START PROVIDED RECORDS
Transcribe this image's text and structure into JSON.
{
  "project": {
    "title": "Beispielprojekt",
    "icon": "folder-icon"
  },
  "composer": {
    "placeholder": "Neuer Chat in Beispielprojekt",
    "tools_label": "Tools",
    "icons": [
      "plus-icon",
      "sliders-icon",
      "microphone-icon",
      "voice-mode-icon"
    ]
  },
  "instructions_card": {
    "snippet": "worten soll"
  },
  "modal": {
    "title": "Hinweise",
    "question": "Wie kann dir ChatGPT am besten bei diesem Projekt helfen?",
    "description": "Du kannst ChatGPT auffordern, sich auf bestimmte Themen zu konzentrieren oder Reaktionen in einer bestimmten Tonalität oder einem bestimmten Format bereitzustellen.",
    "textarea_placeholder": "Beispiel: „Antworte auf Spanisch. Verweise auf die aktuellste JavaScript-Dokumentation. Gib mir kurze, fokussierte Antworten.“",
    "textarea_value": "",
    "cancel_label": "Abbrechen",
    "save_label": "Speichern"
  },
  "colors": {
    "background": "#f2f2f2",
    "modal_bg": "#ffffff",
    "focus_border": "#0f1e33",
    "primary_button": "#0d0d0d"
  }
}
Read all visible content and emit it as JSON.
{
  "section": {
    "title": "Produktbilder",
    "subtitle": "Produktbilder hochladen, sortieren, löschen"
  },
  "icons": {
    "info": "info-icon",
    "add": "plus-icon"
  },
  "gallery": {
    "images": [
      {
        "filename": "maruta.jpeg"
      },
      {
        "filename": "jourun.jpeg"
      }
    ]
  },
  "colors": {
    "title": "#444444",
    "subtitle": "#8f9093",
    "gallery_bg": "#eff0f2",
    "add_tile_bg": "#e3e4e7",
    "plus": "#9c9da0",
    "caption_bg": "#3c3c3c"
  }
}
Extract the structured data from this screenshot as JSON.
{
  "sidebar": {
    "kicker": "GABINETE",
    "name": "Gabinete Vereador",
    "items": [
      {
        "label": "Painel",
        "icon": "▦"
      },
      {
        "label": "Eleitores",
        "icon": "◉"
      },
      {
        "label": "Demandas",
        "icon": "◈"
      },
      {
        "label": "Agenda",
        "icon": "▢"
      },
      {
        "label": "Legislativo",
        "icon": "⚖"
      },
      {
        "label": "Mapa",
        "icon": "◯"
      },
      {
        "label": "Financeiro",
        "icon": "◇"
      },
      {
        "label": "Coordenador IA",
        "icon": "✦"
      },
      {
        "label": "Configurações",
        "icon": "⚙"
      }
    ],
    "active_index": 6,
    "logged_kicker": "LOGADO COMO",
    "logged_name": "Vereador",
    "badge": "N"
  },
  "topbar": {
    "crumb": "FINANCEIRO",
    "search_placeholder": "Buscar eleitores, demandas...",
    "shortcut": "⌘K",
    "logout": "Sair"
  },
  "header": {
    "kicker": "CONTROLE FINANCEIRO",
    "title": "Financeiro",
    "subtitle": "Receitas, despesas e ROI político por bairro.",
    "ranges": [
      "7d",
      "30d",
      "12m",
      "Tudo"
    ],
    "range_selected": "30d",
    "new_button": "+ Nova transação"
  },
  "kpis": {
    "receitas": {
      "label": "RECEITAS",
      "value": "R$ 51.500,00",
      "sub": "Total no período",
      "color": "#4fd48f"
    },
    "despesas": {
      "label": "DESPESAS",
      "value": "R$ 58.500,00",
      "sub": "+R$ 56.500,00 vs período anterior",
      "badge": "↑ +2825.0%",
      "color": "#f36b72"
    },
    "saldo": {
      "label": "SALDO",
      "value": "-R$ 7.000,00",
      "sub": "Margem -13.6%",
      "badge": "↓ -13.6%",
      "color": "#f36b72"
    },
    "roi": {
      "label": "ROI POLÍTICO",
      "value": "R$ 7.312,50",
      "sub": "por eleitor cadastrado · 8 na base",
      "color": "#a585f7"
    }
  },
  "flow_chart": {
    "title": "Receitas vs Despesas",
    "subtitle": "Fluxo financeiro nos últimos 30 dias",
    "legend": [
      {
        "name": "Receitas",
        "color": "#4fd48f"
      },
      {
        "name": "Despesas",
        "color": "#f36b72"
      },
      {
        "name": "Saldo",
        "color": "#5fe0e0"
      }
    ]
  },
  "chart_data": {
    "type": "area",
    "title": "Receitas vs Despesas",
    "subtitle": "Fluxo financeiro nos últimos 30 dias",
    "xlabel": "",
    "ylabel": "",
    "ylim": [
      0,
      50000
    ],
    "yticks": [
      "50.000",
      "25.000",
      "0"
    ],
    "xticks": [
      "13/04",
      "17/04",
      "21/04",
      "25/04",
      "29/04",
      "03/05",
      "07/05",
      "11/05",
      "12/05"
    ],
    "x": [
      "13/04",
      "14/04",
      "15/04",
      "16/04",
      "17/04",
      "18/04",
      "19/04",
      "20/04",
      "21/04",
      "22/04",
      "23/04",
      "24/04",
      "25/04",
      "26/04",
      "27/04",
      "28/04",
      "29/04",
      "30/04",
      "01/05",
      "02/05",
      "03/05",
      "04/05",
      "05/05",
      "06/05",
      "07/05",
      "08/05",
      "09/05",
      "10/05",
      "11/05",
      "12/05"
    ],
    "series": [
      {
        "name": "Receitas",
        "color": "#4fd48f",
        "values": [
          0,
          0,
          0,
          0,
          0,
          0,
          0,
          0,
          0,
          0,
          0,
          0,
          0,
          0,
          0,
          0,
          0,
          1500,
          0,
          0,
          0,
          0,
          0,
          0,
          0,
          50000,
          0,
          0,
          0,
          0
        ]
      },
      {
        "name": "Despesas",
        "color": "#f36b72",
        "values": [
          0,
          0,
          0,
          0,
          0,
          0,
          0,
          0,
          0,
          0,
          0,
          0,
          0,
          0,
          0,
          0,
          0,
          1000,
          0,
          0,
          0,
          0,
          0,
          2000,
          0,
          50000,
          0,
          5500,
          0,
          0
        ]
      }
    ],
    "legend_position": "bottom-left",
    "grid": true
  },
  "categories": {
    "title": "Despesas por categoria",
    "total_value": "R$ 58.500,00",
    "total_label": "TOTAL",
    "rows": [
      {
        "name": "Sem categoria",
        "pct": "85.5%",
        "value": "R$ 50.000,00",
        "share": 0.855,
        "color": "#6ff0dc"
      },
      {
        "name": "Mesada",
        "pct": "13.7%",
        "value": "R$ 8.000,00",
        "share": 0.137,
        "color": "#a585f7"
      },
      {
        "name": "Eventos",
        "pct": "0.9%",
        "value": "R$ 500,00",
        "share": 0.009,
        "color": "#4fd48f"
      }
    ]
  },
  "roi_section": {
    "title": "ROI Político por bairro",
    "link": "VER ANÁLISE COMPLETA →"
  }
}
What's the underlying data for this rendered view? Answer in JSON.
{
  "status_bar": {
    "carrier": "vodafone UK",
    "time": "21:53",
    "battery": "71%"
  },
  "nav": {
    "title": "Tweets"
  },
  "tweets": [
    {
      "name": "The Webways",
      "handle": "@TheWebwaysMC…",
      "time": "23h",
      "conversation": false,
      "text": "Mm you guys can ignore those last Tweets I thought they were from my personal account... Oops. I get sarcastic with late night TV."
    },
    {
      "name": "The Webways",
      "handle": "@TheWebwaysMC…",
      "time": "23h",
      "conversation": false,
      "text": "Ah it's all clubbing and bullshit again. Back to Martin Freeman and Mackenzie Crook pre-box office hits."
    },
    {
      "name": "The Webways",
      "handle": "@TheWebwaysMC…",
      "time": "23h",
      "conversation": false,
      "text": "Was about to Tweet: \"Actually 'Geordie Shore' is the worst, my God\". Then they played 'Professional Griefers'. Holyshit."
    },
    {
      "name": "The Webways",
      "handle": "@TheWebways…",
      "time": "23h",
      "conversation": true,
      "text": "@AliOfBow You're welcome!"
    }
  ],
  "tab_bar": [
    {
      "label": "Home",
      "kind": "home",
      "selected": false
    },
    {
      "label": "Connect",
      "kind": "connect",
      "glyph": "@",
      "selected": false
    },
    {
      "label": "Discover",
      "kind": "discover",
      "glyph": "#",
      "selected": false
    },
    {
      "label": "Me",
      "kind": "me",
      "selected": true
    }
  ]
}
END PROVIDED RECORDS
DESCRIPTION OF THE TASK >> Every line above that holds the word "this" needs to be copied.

TASK RESPONSE >>
Transcribe this image's text and structure into JSON.
Extract the structured data from this screenshot as JSON.
What's the underlying data for this rendered view? Answer in JSON.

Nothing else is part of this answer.